The opening of a new front in a complex and devastating war prompted the United Nations’ (UN) Yemen envoy to warn that the country could splinter unless a peace deal is quickly reached.
The latest clashes in Abyan province came after the pro-independence Southern Transitional Council (STC) partially withdrew from key sites it occupied in Aden earlier this month. A military coalition backing the government said it had “succeeded in calming the situation”. But on Tuesday, fighters from the so-called Security Belt Forces surrounded a special forces camp near provincial capital Zinjibar.

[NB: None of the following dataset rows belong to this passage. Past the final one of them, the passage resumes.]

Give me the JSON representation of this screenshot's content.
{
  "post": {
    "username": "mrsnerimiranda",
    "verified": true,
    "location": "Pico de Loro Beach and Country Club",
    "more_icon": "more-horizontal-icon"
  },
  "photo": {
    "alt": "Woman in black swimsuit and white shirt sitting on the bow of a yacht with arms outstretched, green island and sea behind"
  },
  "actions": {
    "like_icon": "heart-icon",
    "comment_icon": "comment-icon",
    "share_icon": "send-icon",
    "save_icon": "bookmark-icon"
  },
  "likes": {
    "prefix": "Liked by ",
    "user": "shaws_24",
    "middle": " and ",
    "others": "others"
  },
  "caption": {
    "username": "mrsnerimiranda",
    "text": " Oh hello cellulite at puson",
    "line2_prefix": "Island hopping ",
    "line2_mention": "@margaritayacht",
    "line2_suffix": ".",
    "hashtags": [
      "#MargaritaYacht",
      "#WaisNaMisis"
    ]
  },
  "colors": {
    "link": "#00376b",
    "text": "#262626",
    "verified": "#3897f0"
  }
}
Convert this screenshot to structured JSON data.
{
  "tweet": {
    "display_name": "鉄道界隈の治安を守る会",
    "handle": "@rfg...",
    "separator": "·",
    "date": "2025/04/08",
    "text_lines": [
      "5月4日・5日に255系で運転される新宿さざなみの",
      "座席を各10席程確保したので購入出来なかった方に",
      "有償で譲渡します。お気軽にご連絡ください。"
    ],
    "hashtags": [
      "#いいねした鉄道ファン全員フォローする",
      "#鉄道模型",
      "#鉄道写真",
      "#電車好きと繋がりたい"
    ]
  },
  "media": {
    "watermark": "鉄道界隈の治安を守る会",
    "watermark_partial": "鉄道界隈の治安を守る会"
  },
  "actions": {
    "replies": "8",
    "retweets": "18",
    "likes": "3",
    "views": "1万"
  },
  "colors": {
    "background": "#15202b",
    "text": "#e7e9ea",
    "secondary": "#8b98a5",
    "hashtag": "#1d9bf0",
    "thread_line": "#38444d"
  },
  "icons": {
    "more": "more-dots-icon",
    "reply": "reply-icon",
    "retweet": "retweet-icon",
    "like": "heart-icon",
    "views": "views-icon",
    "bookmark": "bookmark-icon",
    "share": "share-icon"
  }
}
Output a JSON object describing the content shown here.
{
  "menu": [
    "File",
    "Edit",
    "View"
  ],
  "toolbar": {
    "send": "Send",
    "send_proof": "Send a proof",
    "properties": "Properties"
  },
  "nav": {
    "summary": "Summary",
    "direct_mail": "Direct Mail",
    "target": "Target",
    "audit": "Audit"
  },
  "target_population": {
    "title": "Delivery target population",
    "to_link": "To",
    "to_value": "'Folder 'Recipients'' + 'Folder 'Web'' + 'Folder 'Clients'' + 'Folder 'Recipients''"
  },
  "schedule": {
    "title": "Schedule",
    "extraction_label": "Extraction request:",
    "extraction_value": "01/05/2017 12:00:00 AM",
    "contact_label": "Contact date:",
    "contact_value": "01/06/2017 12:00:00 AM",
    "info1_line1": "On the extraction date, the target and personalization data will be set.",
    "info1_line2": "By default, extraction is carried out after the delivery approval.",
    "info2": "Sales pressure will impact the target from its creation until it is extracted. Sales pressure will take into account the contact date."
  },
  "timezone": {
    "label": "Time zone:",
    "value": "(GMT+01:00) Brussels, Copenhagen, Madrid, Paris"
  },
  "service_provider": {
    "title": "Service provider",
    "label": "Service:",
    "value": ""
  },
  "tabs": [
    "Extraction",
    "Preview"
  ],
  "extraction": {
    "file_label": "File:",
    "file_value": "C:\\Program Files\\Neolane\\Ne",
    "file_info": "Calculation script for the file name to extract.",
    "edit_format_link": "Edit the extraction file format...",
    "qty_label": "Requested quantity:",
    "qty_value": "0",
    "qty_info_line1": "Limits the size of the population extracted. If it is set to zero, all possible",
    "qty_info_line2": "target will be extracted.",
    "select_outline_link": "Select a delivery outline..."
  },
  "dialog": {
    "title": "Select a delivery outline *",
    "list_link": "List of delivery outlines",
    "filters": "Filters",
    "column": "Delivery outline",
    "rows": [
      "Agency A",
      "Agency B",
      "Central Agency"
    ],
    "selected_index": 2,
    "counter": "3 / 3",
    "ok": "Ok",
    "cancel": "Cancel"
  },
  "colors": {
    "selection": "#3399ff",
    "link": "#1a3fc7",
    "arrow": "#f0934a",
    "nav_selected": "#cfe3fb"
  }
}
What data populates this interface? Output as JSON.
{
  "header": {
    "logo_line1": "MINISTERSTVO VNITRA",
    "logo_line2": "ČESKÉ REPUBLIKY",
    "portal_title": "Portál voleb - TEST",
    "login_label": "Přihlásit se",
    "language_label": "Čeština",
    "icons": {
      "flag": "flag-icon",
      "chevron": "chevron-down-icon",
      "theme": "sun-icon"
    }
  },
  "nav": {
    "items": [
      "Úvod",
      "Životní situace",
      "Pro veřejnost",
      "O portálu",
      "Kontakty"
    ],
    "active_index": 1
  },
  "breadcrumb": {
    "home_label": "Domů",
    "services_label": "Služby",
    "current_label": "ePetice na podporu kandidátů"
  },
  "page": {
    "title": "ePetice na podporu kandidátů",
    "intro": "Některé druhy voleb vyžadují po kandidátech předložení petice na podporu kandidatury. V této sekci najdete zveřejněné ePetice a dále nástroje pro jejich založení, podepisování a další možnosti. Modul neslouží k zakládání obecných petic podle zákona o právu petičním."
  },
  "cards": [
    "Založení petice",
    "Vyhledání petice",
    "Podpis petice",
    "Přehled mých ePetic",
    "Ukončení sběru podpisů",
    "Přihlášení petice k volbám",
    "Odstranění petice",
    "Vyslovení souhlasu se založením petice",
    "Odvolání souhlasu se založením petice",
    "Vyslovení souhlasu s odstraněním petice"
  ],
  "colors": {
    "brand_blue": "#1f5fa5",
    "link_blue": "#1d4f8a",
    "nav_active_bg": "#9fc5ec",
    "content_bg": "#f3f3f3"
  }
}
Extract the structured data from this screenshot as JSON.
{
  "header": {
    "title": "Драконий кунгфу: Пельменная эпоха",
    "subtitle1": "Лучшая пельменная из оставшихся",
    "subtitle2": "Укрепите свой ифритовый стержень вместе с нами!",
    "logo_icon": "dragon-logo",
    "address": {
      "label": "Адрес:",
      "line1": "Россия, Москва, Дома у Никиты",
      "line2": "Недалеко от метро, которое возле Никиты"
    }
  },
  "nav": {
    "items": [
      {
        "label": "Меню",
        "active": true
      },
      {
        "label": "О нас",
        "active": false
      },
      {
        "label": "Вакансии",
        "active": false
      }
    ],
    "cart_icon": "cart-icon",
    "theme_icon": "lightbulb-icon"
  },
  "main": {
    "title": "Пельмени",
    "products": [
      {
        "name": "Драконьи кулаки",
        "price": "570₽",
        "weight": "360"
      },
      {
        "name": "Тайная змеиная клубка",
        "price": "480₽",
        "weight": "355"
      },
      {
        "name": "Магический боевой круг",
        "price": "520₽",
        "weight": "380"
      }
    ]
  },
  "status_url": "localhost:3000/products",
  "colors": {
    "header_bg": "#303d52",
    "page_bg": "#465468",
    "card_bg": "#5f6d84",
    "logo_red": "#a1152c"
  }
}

The site is about 60 kilometres from Aden, and close to Al-Kawd military camp.
Abyan governor Abu Bakr Hussein told AFP the separatists then seized the Al-Kawd camp in fierce clashes, forcing out the 350 troops there.
They remained positioned around the Zinjibar base following the exit of government forces, in a deal mediated by local authorities.
At least four military personnel – two separatists and two government troops – were killed and 23 wounded in the fighting, said Hussein, adding that 1,100 troops had been stationed in Zinjibar.
Mohammed al-Markhi, a Security Belt Forces commander, confirmed his troops had control of both camps, while Zinjibar residents said separatists were also deployed in the city’s streets.
While they have also fought against the Huthis, STC forces want to see South Yemen regain the independence it gave up with unification in 1990.
The war against the Huthis has already pushed the country to the brink of famine.
The UN’s special envoy to Yemen, Martin Griffiths, condemned the STC’s takeover of Aden and told the Security Council that there was “no time to lose” in brokering a peace deal.